One of the first things you notice when you talk to Rafer Johnson is that he loves South Fulton and he wants everyone to know it.
“I’ve lived here since 2001. I built my first house here,” he said. “For me, it’s about having pride in our city. I want our kids and our residents to say they’re proud to be from South Fulton, not that they live near Atlanta or College Park.”
Johnson, who is openly gay, is running to be the inaugural mayor in the newly chartered city of South Fulton after losing a bid last year for the Georgia House of Representatives. He’s worked for more than 30 years in business, served as chair of Fulton County’s Housing Authority during the Hurricane Katrina disaster and was chair of South Fulton NOW, the coalition dedicated to establishing South Fulton as a city.
Johnson said he has no shame in his sexuality and it has helped equip him to serve in this role. He has marched in the Atlanta Pride parade and is married to Kelly Johnson, who serves on the board of directors for Georgia Equality.
“We’ve faced a lot of adversity as gay people,” he said. “I know what it feels like to have challenges, uphill battles and have people count you out. I’m sure there’s going to be bumps in the road, and I’m not going to be easily shaken. We’re a new city and there’s people questioning if we can even do this.”
If elected, Johnson would be the only openly gay mayor in Georgia, and though being gay is a part of his life, he doesn’t want it to define him.
“I’m a candidate who happens to be gay, I’m not the gay candidate,” he said.
‘We’re set up for success’
South Fulton was chartered last month with 59 percent of citizens in the area approving the charter. The latest census reports approximately 87,000 people live in the city, but Johnson said the number is around 125,000 now due to rapid growth in the area.
All cities face challenges when electing new officials and South Fulton is no different. Though they’re in a great starting place, he said.
“We’ve been operating on our own as unincorporated South Fulton and have our own budget,” he said. “So we don’t have to start from scratch, but we do have new people. We have a two-year transition period ahead of us, but we have to take our time. That’s why I wanted to step up. I want to make sure that we apply the surplus that Georgia projects for us, up to $17 million. We want to take our time and make sure we spend our money right.”
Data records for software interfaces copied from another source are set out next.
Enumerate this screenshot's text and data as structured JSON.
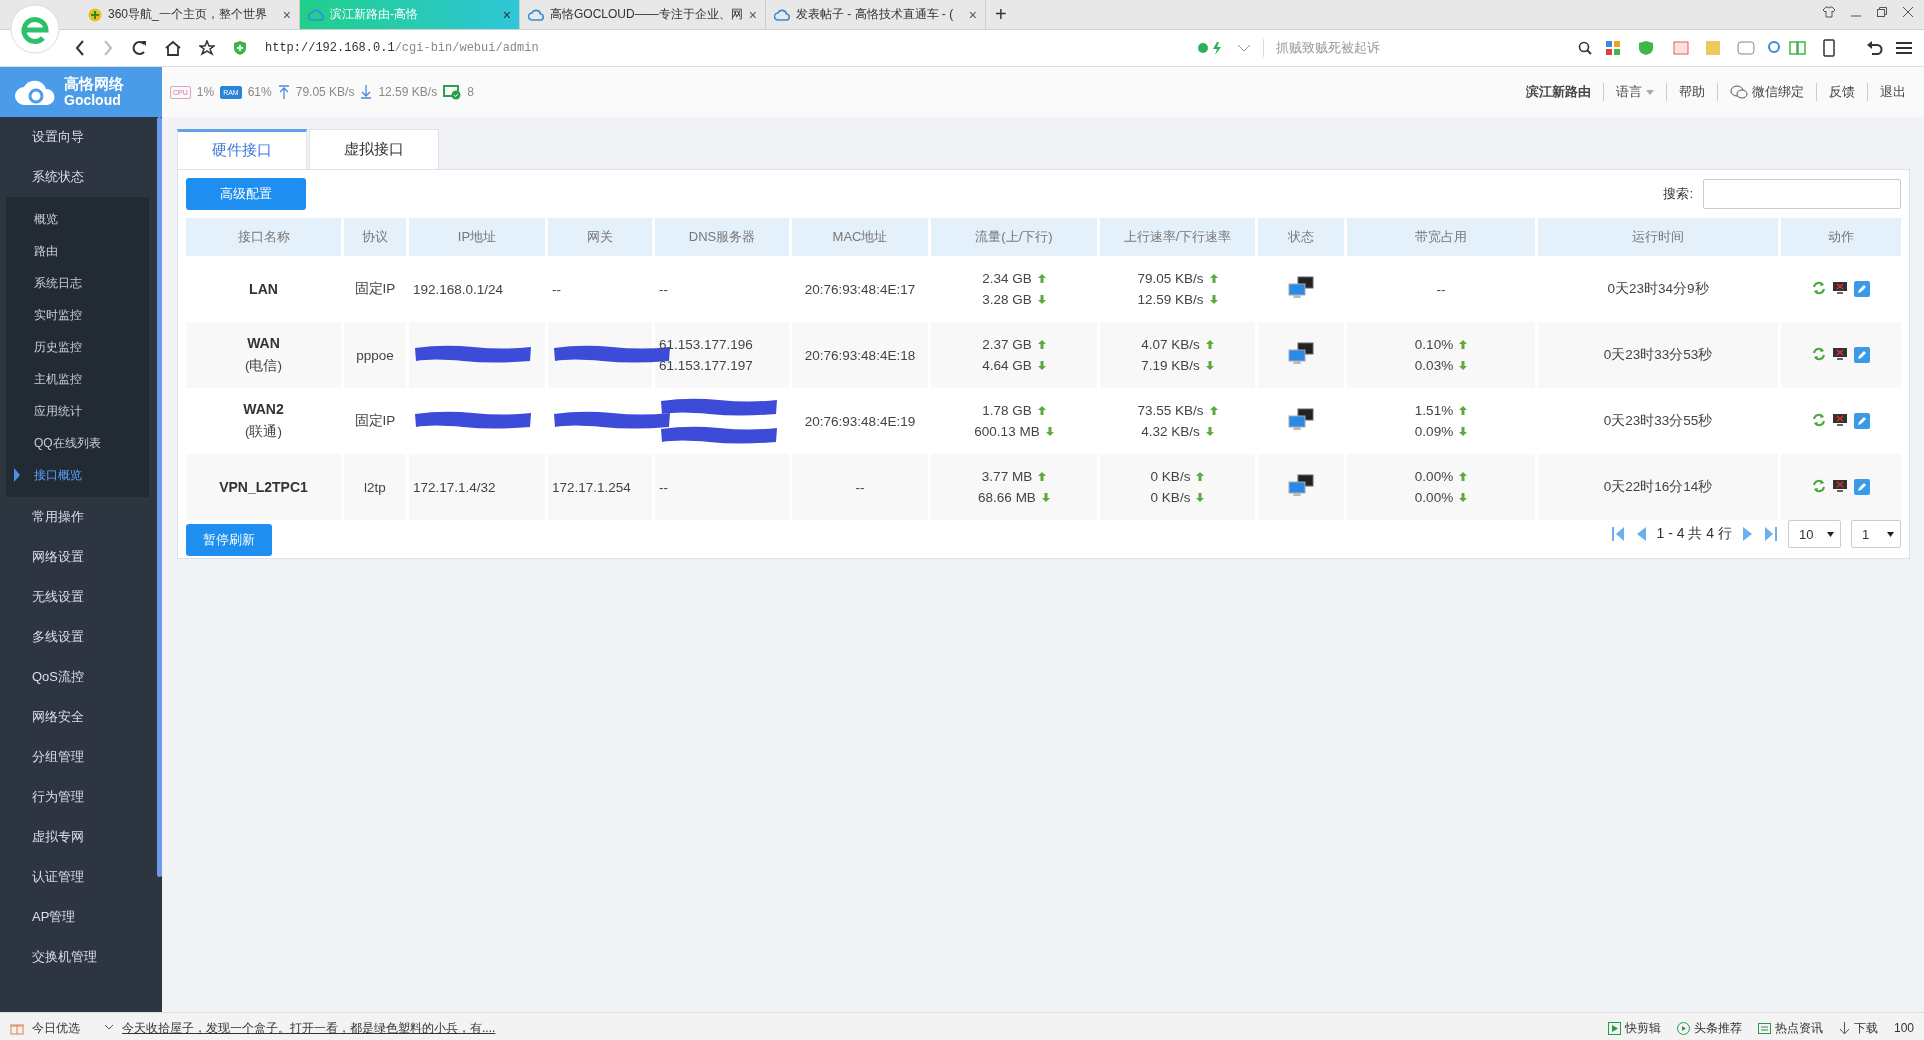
{
  "browser": {
    "tabs": [
      {
        "title": "360导航_一个主页，整个世界",
        "kind": "nav",
        "selected": false
      },
      {
        "title": "滨江新路由-高恪",
        "kind": "cloud",
        "selected": true
      },
      {
        "title": "高恪GOCLOUD——专注于企业、网",
        "kind": "cloud",
        "selected": false
      },
      {
        "title": "发表帖子 - 高恪技术直通车 - (",
        "kind": "cloud",
        "selected": false
      }
    ],
    "close_glyph": "×",
    "new_tab": "+",
    "address_host": "http://192.168.0.1",
    "address_path": "/cgi-bin/webui/admin",
    "search_placeholder": "抓贼致贼死被起诉"
  },
  "header": {
    "logo_name": "高恪网络",
    "logo_sub": "Gocloud",
    "cpu_label": "CPU",
    "cpu": "1%",
    "ram_label": "RAM",
    "ram": "61%",
    "upload": "79.05 KB/s",
    "download": "12.59 KB/s",
    "devices": "8",
    "links": [
      {
        "label": "滨江新路由",
        "kind": "bold"
      },
      {
        "label": "语言",
        "kind": "dropdown"
      },
      {
        "label": "帮助",
        "kind": "plain"
      },
      {
        "label": "微信绑定",
        "kind": "wechat"
      },
      {
        "label": "反馈",
        "kind": "plain"
      },
      {
        "label": "退出",
        "kind": "plain"
      }
    ]
  },
  "sidebar": {
    "items": [
      {
        "label": "设置向导"
      },
      {
        "label": "系统状态",
        "children": [
          {
            "label": "概览",
            "selected": false
          },
          {
            "label": "路由",
            "selected": false
          },
          {
            "label": "系统日志",
            "selected": false
          },
          {
            "label": "实时监控",
            "selected": false
          },
          {
            "label": "历史监控",
            "selected": false
          },
          {
            "label": "主机监控",
            "selected": false
          },
          {
            "label": "应用统计",
            "selected": false
          },
          {
            "label": "QQ在线列表",
            "selected": false
          },
          {
            "label": "接口概览",
            "selected": true
          }
        ]
      },
      {
        "label": "常用操作"
      },
      {
        "label": "网络设置"
      },
      {
        "label": "无线设置"
      },
      {
        "label": "多线设置"
      },
      {
        "label": "QoS流控"
      },
      {
        "label": "网络安全"
      },
      {
        "label": "分组管理"
      },
      {
        "label": "行为管理"
      },
      {
        "label": "虚拟专网"
      },
      {
        "label": "认证管理"
      },
      {
        "label": "AP管理"
      },
      {
        "label": "交换机管理"
      }
    ]
  },
  "tabs": [
    {
      "label": "硬件接口",
      "selected": true
    },
    {
      "label": "虚拟接口",
      "selected": false
    }
  ],
  "advanced_button": "高级配置",
  "search_label": "搜索:",
  "table": {
    "columns": [
      "接口名称",
      "协议",
      "IP地址",
      "网关",
      "DNS服务器",
      "MAC地址",
      "流量(上/下行)",
      "上行速率/下行速率",
      "状态",
      "带宽占用",
      "运行时间",
      "动作"
    ],
    "rows": [
      {
        "name": "LAN",
        "protocol": "固定IP",
        "ip": "192.168.0.1/24",
        "gateway": "--",
        "dns": [
          "--"
        ],
        "mac": "20:76:93:48:4E:17",
        "traffic": [
          "2.34 GB",
          "3.28 GB"
        ],
        "rate": [
          "79.05 KB/s",
          "12.59 KB/s"
        ],
        "bandwidth": [
          "--"
        ],
        "uptime": "0天23时34分9秒"
      },
      {
        "name": "WAN",
        "isp": "(电信)",
        "protocol": "pppoe",
        "ip": {
          "kind": "redacted"
        },
        "gateway": {
          "kind": "redacted"
        },
        "dns": [
          "61.153.177.196",
          "61.153.177.197"
        ],
        "mac": "20:76:93:48:4E:18",
        "traffic": [
          "2.37 GB",
          "4.64 GB"
        ],
        "rate": [
          "4.07 KB/s",
          "7.19 KB/s"
        ],
        "bandwidth": [
          "0.10%",
          "0.03%"
        ],
        "uptime": "0天23时33分53秒"
      },
      {
        "name": "WAN2",
        "isp": "(联通)",
        "protocol": "固定IP",
        "ip": {
          "kind": "redacted"
        },
        "gateway": {
          "kind": "redacted"
        },
        "dns": [
          {
            "kind": "redacted"
          },
          {
            "kind": "redacted"
          }
        ],
        "mac": "20:76:93:48:4E:19",
        "traffic": [
          "1.78 GB",
          "600.13 MB"
        ],
        "rate": [
          "73.55 KB/s",
          "4.32 KB/s"
        ],
        "bandwidth": [
          "1.51%",
          "0.09%"
        ],
        "uptime": "0天23时33分55秒"
      },
      {
        "name": "VPN_L2TPC1",
        "protocol": "l2tp",
        "ip": "172.17.1.4/32",
        "gateway": "172.17.1.254",
        "dns": [
          "--"
        ],
        "mac": "--",
        "traffic": [
          "3.77 MB",
          "68.66 MB"
        ],
        "rate": [
          "0 KB/s",
          "0 KB/s"
        ],
        "bandwidth": [
          "0.00%",
          "0.00%"
        ],
        "uptime": "0天22时16分14秒"
      }
    ]
  },
  "pause_button": "暂停刷新",
  "pagination": {
    "range": "1 - 4 共 4 行",
    "page_size": "10",
    "page": "1"
  },
  "status_bar": {
    "left_label": "今日优选",
    "news": "今天收拾屋子，发现一个盒子。打开一看，都是绿色塑料的小兵，有....",
    "items": [
      {
        "label": "快剪辑",
        "kind": "play"
      },
      {
        "label": "头条推荐",
        "kind": "circle"
      },
      {
        "label": "热点资讯",
        "kind": "news"
      },
      {
        "label": "下载",
        "kind": "download"
      }
    ],
    "zoom": "100"
  }
}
With the surplus, a growing population and a passion for his city, Johnson said there’s a wealth of opportunity.
“It’s about vision for the future,” he said. “I believe that the first mayor and city council have to be ones that are visionary, energetic and accessible to the people. We’re not facing challenges that other cities face. We don’t have those.
“We’re walking in with a surplus of $17 million and have lots of undeveloped land. We’re right next to the airport and have rail running right through our city. We’re set up for success. It’s about having the right leadership to take us to the next level.”
Election will be held next March
Some of the bigger concerns facing South Fulton are taxes and establishing their own police and fire protections. The city has been under the umbrella of Fulton County’s police and fire departments.
“We’ve had good people in our area,” he said. “But out of the seven people making decisions, only one lives in our area. The difference is now, we’d have total control. All of the officials would be coming from our district. They’re people who live here, eat here, shop here and send their kids to school here.”
As for taxes, Johnson frequently repeats a phrase that best sums up his stance: hold the line.
“I’ll definitely hold the line on that,” he said. “I don’t want to see our taxes raised unless it’s related to our property values going up. There’s no need to raise our taxes at this point at all. I want to develop more businesses in the community, so we can supplement what we have already.”
The election will be held March 21 and the new administration will take over May 1. Until then, Georgia Gov. Nathan Deal has said he will establish a five-person commission to help establish the city.
Johnson touts his accessibility as something he’s incredibly proud of and something he expects in whoever is elected mayor. He’s established a voter hotline for citizens in the area to call to have direct access to him.
“I’m inviting residents to call with their hopes, dreams, concerns, fears and questions,” he said. “Anything they want to know, I’ll be there.”
Voters can call the hotline at (678) 829-2673.
Johnson pointed to his experience and love for the city as why he’s the best candidate.
“I want people to know that I come to the table with lots of experience and I come from the community,” he said. “I’ve been here since 2001 and I’m going to be here. Someone asked me the other day, ‘How do we know you’re going to be here?’ And I joked, ‘I just put in a sprinkler system.’”